Allergan’s shares had fallen about 15 percent in Saunders’s time running it, and he had attracted national scorn for his tax dodging and patent games. In January 2017, he talked up six potential medicines to Allergan investors, saying they might produce $13 billion in sales a year. (He wasn’t including the double-chin injection, which he mentioned separately.) Five of the six never reached patients. The last, a me-too migraine treatment, will generate about $800 million for AbbVie this year.
For this four years of work, Saunders took home one more payday, almost $40 million, his “golden parachute.”
The Allergan debacle may have ended Saunders’s hopes of running a globally important drug company, but it didn’t stop his personal transformation.
In 2018, he and Amy, his wife, moved to South Florida. She was a Georgetown University law school graduate who kept a very low public profile, though Brent occasionally mentioned her in articles. (In 2017, he claimed she had encouraged the “social contract.”)
But in September 2019, Brent and Amy sold the home they had bought a year before in Palm Beach County. Just three months later, Saunders moved further south, buying a mansion in Miami for $10.75 million. Amy was not mentioned in articles about the purchase; her LinkedIn page suggests she returned to New Jersey.
Saunders found new love, though, in the arms of Daniela Botero, a Colombian model.
(Looks like more of a smirk than a smile.
ALT: You’d be smiling too.)
He married Daniela in June 2022, and the newlyweds put their 6,700-square-foot mansion on sale for $22 million. “We need something just a little bigger,” Brent told the Wall Street Journal. “It’s time to move on to better things.”
Last month, the lovebirds found their new nest, a waterfront Miami Beach mansion that was once owned by Cher. It’s a cozy 12,450 square feet with six bedrooms and an interior courtyard.
Now Brent is back running Bausch + Lomb, where it all began. (See Part 1.)
In his early halcyon days at Allergan in 2016, he sniffed at Bausch, saying Allergan probably wouldn’t even consider buying it because he didn’t understand its “growth profile.” (Remember, he had been running Bausch only three years before, when it had supposedly been growing almost 10 percent a year.)
But things are different now.

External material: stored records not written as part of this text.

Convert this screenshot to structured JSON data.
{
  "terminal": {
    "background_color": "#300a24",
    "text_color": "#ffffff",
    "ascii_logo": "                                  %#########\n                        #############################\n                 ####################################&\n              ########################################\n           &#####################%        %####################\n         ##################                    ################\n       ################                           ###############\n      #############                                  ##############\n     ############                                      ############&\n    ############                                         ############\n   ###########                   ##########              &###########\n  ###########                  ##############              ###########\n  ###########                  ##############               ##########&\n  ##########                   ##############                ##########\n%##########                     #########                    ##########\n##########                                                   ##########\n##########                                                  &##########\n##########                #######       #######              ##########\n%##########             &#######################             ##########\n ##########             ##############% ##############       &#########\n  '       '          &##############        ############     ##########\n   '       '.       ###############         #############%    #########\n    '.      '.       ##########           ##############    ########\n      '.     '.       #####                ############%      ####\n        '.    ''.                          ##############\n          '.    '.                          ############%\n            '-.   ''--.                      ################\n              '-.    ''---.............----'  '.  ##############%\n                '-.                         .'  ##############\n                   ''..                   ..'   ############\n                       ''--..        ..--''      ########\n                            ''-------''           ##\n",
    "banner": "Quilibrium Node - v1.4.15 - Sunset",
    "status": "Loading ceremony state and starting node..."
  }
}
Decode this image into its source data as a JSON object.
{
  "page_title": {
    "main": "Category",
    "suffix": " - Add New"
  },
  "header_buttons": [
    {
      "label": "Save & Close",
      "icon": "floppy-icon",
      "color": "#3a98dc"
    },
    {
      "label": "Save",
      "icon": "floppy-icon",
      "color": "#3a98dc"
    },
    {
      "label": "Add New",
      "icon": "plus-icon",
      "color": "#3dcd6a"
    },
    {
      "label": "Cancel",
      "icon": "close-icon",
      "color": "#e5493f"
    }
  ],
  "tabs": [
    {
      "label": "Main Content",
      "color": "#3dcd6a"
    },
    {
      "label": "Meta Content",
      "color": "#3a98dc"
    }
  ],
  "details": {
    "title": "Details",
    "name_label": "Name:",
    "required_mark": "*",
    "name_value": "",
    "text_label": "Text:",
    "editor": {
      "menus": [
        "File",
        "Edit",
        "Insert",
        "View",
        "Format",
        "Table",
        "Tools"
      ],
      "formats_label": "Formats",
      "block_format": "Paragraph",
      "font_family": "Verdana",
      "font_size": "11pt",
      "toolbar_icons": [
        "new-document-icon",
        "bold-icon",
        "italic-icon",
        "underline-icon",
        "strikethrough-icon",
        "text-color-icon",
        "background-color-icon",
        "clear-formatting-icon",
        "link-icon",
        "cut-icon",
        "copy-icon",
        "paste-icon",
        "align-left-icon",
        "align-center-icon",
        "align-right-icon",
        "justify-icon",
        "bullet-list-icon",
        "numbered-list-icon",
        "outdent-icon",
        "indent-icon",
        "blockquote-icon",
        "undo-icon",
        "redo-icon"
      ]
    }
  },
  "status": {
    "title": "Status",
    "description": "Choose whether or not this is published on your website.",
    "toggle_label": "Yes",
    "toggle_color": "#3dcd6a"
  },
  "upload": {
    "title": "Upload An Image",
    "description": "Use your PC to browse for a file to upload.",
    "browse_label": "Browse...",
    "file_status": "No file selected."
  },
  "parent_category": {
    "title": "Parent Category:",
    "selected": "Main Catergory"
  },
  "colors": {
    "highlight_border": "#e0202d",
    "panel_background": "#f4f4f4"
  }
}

A $6.5 million sign-on bonus isn’t Allergan money, but it’s okay. Ish. Plus Bausch is a publicly traded company, which gives Brent a platform he hasn’t had in a while.
Three weeks ago, he used it to criticize Elon Musk (for supporting Tucker Carlson, who had questioned the influence of pharmaceutical companies on the media).
Yes, friends, Brenton L. Saunders is back, here to defend the honor of Big Pharma and the billions it spends advertising Botox and the rest of its wares from meanies like Elon and Tucker.
It’s hard to keep a good man - or industry - down.